Stored records:

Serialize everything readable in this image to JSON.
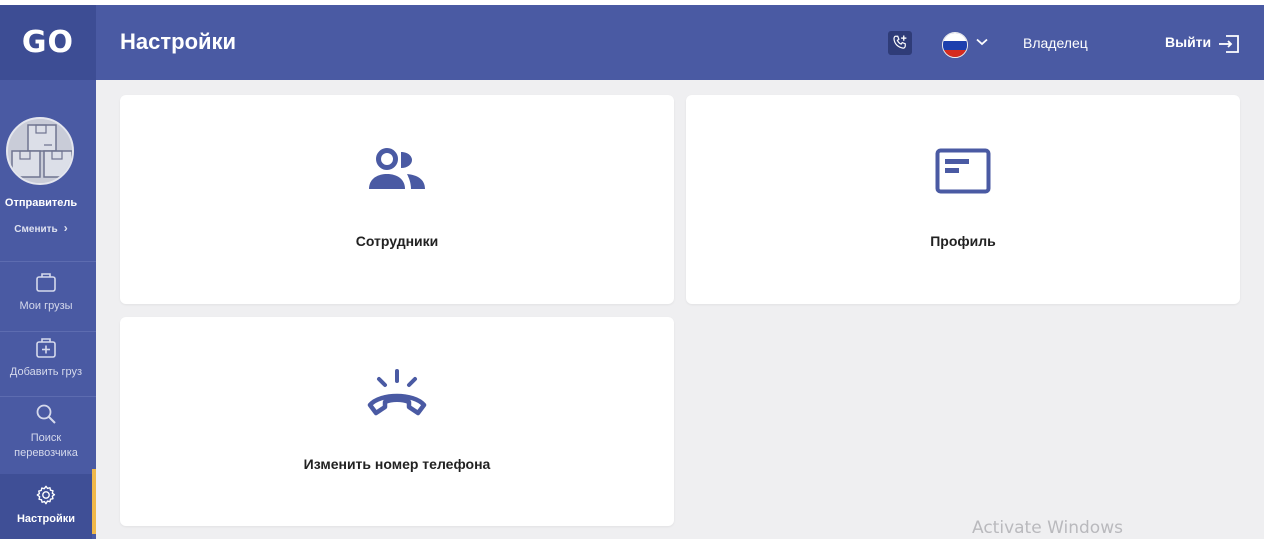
{
  "app": {
    "logo": "GO"
  },
  "header": {
    "title": "Настройки",
    "role": "Владелец",
    "logout_label": "Выйти",
    "language_flag": "RU"
  },
  "sidebar": {
    "user_role": "Отправитель",
    "change_label": "Сменить",
    "items": [
      {
        "label": "Мои грузы",
        "icon": "briefcase-icon"
      },
      {
        "label": "Добавить груз",
        "icon": "add-cargo-icon"
      },
      {
        "label": "Поиск перевозчика",
        "icon": "search-icon"
      },
      {
        "label": "Настройки",
        "icon": "gear-icon",
        "active": true
      }
    ]
  },
  "cards": [
    {
      "label": "Сотрудники",
      "icon": "users-icon"
    },
    {
      "label": "Профиль",
      "icon": "profile-card-icon"
    },
    {
      "label": "Изменить номер телефона",
      "icon": "phone-ringing-icon"
    }
  ],
  "watermark": "Activate Windows",
  "colors": {
    "primary": "#4a5aa3",
    "accent": "#f0b84a",
    "background": "#efeff1",
    "icon": "#4a5aa3"
  }
}
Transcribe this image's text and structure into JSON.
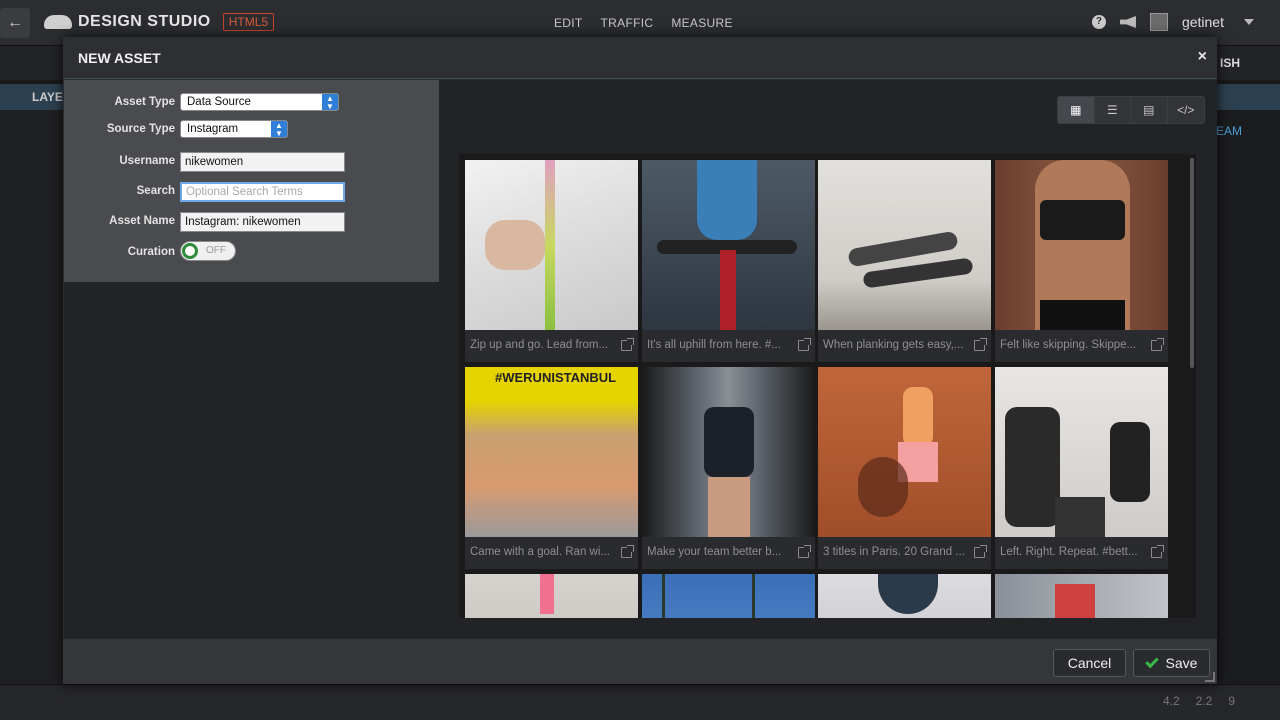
{
  "app": {
    "back_icon": "arrow-left-icon",
    "logo_text": "DESIGN STUDIO",
    "logo_badge": "HTML5",
    "nav": [
      "EDIT",
      "TRAFFIC",
      "MEASURE"
    ],
    "user": "getinet"
  },
  "background": {
    "layers_label": "LAYE",
    "stream_label": "EAM",
    "publish_label": "ISH",
    "status": [
      "4.2",
      "2.2",
      "9"
    ]
  },
  "modal": {
    "title": "NEW ASSET",
    "close": "×",
    "form": {
      "asset_type_label": "Asset Type",
      "asset_type_value": "Data Source",
      "source_type_label": "Source Type",
      "source_type_value": "Instagram",
      "username_label": "Username",
      "username_value": "nikewomen",
      "search_label": "Search",
      "search_placeholder": "Optional Search Terms",
      "asset_name_label": "Asset Name",
      "asset_name_value": "Instagram: nikewomen",
      "curation_label": "Curation",
      "curation_value": "OFF"
    },
    "view_tabs": [
      "grid-view-icon",
      "list-view-icon",
      "card-view-icon",
      "code-view-icon"
    ],
    "cards": [
      {
        "caption": "Zip up and go. Lead from...",
        "color": "#d9d9d9"
      },
      {
        "caption": "It's all uphill from here. #...",
        "color": "#3c4552"
      },
      {
        "caption": "When planking gets easy,...",
        "color": "#c9c6c0"
      },
      {
        "caption": "Felt like skipping. Skippe...",
        "color": "#5a3d32"
      },
      {
        "caption": "Came with a goal. Ran wi...",
        "color": "#b7a36a"
      },
      {
        "caption": "Make your team better b...",
        "color": "#3e4652"
      },
      {
        "caption": "3 titles in Paris. 20 Grand ...",
        "color": "#b55a34"
      },
      {
        "caption": "Left. Right. Repeat. #bett...",
        "color": "#d8d4d0"
      },
      {
        "caption": "",
        "color": "#c8c4c0"
      },
      {
        "caption": "",
        "color": "#4b7cc0"
      },
      {
        "caption": "",
        "color": "#d0d0d4"
      },
      {
        "caption": "",
        "color": "#a8b0b8"
      }
    ],
    "cancel_label": "Cancel",
    "save_label": "Save"
  }
}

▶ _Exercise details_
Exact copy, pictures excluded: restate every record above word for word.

▶ _Output of the task_
Serialize everything readable in this image to JSON.
{
  "app": {
    "logo": "GO"
  },
  "header": {
    "title": "Настройки",
    "role": "Владелец",
    "logout_label": "Выйти",
    "language_flag": "RU"
  },
  "sidebar": {
    "user_role": "Отправитель",
    "change_label": "Сменить",
    "items": [
      {
        "label": "Мои грузы",
        "icon": "briefcase-icon"
      },
      {
        "label": "Добавить груз",
        "icon": "add-cargo-icon"
      },
      {
        "label": "Поиск перевозчика",
        "icon": "search-icon"
      },
      {
        "label": "Настройки",
        "icon": "gear-icon",
        "active": true
      }
    ]
  },
  "cards": [
    {
      "label": "Сотрудники",
      "icon": "users-icon"
    },
    {
      "label": "Профиль",
      "icon": "profile-card-icon"
    },
    {
      "label": "Изменить номер телефона",
      "icon": "phone-ringing-icon"
    }
  ],
  "watermark": "Activate Windows",
  "colors": {
    "primary": "#4a5aa3",
    "accent": "#f0b84a",
    "background": "#efeff1",
    "icon": "#4a5aa3"
  }
}
Transcribe this image's text and structure into JSON.
{
  "app": {
    "back_icon": "arrow-left-icon",
    "logo_text": "DESIGN STUDIO",
    "logo_badge": "HTML5",
    "nav": [
      "EDIT",
      "TRAFFIC",
      "MEASURE"
    ],
    "user": "getinet"
  },
  "background": {
    "layers_label": "LAYE",
    "stream_label": "EAM",
    "publish_label": "ISH",
    "status": [
      "4.2",
      "2.2",
      "9"
    ]
  },
  "modal": {
    "title": "NEW ASSET",
    "close": "×",
    "form": {
      "asset_type_label": "Asset Type",
      "asset_type_value": "Data Source",
      "source_type_label": "Source Type",
      "source_type_value": "Instagram",
      "username_label": "Username",
      "username_value": "nikewomen",
      "search_label": "Search",
      "search_placeholder": "Optional Search Terms",
      "asset_name_label": "Asset Name",
      "asset_name_value": "Instagram: nikewomen",
      "curation_label": "Curation",
      "curation_value": "OFF"
    },
    "view_tabs": [
      "grid-view-icon",
      "list-view-icon",
      "card-view-icon",
      "code-view-icon"
    ],
    "cards": [
      {
        "caption": "Zip up and go. Lead from...",
        "color": "#d9d9d9"
      },
      {
        "caption": "It's all uphill from here. #...",
        "color": "#3c4552"
      },
      {
        "caption": "When planking gets easy,...",
        "color": "#c9c6c0"
      },
      {
        "caption": "Felt like skipping. Skippe...",
        "color": "#5a3d32"
      },
      {
        "caption": "Came with a goal. Ran wi...",
        "color": "#b7a36a"
      },
      {
        "caption": "Make your team better b...",
        "color": "#3e4652"
      },
      {
        "caption": "3 titles in Paris. 20 Grand ...",
        "color": "#b55a34"
      },
      {
        "caption": "Left. Right. Repeat. #bett...",
        "color": "#d8d4d0"
      },
      {
        "caption": "",
        "color": "#c8c4c0"
      },
      {
        "caption": "",
        "color": "#4b7cc0"
      },
      {
        "caption": "",
        "color": "#d0d0d4"
      },
      {
        "caption": "",
        "color": "#a8b0b8"
      }
    ],
    "cancel_label": "Cancel",
    "save_label": "Save"
  }
}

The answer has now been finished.